The UNHCR and UN-Habitat have recently launched a new report assessing the Syrian refugee crisis in Lebanon by studying issues of housing, land and property. Entitled Housing, Land and Property Issues in Lebanon: Implications of the Syrian Refugee Crisis, the report is authored by lawyers Nizar Saghieh and Karim Nammour and Mona Fawaz, associate professor of urban studies and planning at the American University of Beirut, and is accessible through UNHCR’s “Syria Regional Refugee Response” sharing portal. The report is organized in five chapters: the first presents key findings and recommendations (and is available in Arabic), the second discusses the context of housing, land and property in Lebanon, the third examines access of Syrian refugees to shelter in Lebanon, while the fourth and fifth chapters focus on the case studies of Naba’a in Bourj Hammoud (Beirut) and Akkar in North Lebanon. The purpose of the study is “to inform humanitarian and government entities and help in designing policies, planning decisions and programs so as to ensure that refugees and vulnerable Lebanese families have access to safe, affordable and adequate shelter.” The report includes valuable maps, diagrams and quantitative information about housing, land and property in Lebanon.
Below are excerpts from the report’s Introduction:
Lebanon hosts the highest number of Syrian refugees in the region. UNHCR estimates that over one million refuges currently in Lebanon, in addition to at least 50,000 Palestinaian Refugees from Syria (PRS). Most of this influx has occurred in the past year. In January 2013 the refugee population was less than 150,000, but grew almost six-fold during 2013. It is estimated today that one out of every five residents in Lebanon is a refugee. These refuges are distributed across the country, with the highest population concentrations in the Bekaa (35 percent), Beirut (25 percent) and North Lebanon (25 percent). Most of these refuges are settling in cities and peri-urban areas outside towns and villages, creating different challenges from those normally found in a rural context.
The Syrian refugees’ crisis has had a huge impact on Lebanon. At the onset of the crisis, host communities in Lebanon welcomed and supported many refugees, sometimes without asking for anything in return. However, as the crisis has become prolonged, supporting refugees has become an increasing burden on communities and public authorities alike. In the context of a weak central government and in the absence of a comprehensive national strategy to respond to the crisis, humanitarian actors have increased their cooperation with municipal authorities. In fact, municipalities have in many cases been the Government’s “first responders” to the refugee crisis. There are signs, however, that municipalities’ capacities are increasingly strained and that they are becoming more and more frustrated with the situation.

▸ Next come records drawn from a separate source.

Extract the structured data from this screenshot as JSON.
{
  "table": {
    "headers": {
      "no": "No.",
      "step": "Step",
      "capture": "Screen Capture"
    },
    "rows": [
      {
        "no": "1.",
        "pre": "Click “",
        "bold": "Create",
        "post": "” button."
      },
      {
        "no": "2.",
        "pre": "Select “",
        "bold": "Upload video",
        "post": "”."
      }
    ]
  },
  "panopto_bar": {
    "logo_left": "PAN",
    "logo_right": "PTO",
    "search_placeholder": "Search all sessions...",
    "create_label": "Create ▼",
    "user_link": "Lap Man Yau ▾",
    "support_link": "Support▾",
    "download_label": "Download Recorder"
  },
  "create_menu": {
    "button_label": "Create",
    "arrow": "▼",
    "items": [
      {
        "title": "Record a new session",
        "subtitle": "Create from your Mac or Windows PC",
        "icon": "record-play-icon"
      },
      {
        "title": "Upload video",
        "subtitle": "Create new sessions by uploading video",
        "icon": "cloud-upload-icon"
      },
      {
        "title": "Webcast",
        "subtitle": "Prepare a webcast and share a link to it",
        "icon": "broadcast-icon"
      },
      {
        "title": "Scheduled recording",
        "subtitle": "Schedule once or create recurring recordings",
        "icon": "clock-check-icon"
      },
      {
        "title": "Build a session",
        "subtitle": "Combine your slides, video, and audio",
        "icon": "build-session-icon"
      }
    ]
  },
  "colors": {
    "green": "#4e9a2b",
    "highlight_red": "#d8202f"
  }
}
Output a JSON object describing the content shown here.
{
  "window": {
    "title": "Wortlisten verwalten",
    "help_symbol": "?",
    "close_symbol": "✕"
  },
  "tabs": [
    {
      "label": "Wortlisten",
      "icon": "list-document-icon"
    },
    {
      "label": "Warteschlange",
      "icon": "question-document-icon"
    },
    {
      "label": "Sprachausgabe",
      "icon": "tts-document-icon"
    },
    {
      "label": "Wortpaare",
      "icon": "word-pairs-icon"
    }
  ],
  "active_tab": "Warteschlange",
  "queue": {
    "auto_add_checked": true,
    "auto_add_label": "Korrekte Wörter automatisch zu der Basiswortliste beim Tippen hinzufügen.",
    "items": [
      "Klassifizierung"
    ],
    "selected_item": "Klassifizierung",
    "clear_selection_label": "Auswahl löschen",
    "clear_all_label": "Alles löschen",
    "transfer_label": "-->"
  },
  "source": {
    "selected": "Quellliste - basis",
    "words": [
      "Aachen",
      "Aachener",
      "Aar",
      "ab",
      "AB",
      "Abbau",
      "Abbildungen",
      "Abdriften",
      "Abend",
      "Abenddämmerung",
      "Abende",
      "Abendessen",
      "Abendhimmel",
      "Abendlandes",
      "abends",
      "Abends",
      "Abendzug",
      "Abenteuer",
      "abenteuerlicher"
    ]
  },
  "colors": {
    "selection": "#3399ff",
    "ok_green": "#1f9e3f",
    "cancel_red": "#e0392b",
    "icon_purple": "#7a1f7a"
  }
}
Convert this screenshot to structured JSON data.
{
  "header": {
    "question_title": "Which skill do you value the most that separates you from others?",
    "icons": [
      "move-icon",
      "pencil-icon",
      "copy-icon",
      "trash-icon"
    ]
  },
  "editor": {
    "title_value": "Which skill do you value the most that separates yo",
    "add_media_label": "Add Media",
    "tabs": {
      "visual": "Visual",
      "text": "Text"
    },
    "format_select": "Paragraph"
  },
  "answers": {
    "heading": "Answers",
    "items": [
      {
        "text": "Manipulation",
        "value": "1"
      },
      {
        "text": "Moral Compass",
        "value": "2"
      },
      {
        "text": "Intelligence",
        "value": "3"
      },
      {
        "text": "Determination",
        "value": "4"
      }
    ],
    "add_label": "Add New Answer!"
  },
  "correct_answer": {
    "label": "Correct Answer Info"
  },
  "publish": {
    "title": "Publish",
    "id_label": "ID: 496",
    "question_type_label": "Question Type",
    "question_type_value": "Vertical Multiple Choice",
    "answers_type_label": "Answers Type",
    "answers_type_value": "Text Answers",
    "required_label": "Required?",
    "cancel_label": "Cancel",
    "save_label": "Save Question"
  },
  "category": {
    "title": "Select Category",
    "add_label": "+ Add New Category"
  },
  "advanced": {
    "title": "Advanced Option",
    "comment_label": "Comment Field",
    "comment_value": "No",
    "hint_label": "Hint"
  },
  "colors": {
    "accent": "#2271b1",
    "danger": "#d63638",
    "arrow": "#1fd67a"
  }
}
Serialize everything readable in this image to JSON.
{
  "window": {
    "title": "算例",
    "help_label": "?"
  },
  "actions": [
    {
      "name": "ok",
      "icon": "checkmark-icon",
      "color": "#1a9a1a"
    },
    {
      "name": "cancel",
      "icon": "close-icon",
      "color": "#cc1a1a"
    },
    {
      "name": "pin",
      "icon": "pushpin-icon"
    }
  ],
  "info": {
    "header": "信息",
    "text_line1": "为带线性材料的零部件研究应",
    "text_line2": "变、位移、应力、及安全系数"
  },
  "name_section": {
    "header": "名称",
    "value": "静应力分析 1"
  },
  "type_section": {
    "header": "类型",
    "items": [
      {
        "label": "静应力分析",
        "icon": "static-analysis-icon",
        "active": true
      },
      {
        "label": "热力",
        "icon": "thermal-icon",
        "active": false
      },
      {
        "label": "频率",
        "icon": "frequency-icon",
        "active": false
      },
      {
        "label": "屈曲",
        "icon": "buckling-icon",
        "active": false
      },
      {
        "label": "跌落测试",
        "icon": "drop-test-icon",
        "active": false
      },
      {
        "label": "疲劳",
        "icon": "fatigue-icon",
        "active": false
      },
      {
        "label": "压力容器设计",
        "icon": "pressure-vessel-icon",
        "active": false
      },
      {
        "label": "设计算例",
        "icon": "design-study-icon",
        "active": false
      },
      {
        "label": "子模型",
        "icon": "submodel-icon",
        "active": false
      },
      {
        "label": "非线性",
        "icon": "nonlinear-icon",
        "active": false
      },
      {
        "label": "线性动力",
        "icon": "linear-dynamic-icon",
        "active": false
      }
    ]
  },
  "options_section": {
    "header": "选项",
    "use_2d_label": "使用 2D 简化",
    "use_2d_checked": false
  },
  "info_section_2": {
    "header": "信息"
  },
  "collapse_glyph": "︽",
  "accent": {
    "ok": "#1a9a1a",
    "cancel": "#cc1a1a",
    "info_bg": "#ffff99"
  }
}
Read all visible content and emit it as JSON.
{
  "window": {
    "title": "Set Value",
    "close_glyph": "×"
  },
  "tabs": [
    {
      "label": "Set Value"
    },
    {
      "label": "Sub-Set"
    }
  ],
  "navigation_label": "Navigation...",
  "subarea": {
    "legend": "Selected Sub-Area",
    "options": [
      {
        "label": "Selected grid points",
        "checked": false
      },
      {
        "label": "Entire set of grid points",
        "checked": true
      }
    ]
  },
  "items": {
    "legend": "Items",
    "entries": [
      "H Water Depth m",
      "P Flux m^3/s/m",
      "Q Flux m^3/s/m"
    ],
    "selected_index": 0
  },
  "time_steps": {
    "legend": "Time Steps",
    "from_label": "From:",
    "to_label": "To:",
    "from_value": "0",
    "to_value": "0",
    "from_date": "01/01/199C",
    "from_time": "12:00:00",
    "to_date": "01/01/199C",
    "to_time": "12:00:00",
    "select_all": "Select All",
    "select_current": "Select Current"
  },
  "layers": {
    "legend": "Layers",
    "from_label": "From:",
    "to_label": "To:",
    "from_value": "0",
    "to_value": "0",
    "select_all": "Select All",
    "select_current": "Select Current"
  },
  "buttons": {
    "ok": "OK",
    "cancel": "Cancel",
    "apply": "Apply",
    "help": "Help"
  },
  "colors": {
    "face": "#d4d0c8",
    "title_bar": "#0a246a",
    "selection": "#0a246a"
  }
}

The urgent need for basic shelter has pushed many Syrian refugees to live in poor conditions, frequently in spaces not designed as shelters. The situation is further exacerbated with the arrival of new refugees, reducing hence the availability of housing and increasing the risk of eviction. The presence of these refugees has also adverse consequences for host communities due to increased competition over affordable housing, the inadequacy of existing infrastructure and services, and competition over limited employment opportunities.
The key findings and recommendations are organized into five topics: shelter conditions and trends; housing markets; housing, land and property rights; settlement patterns and land use; and governance. The recommendations follow the same broad structure, but also include suggestions regarding potential pilot projects that combine several recommendations into an integrated program approach. In general the recommendations are organized to present shot-term measures first.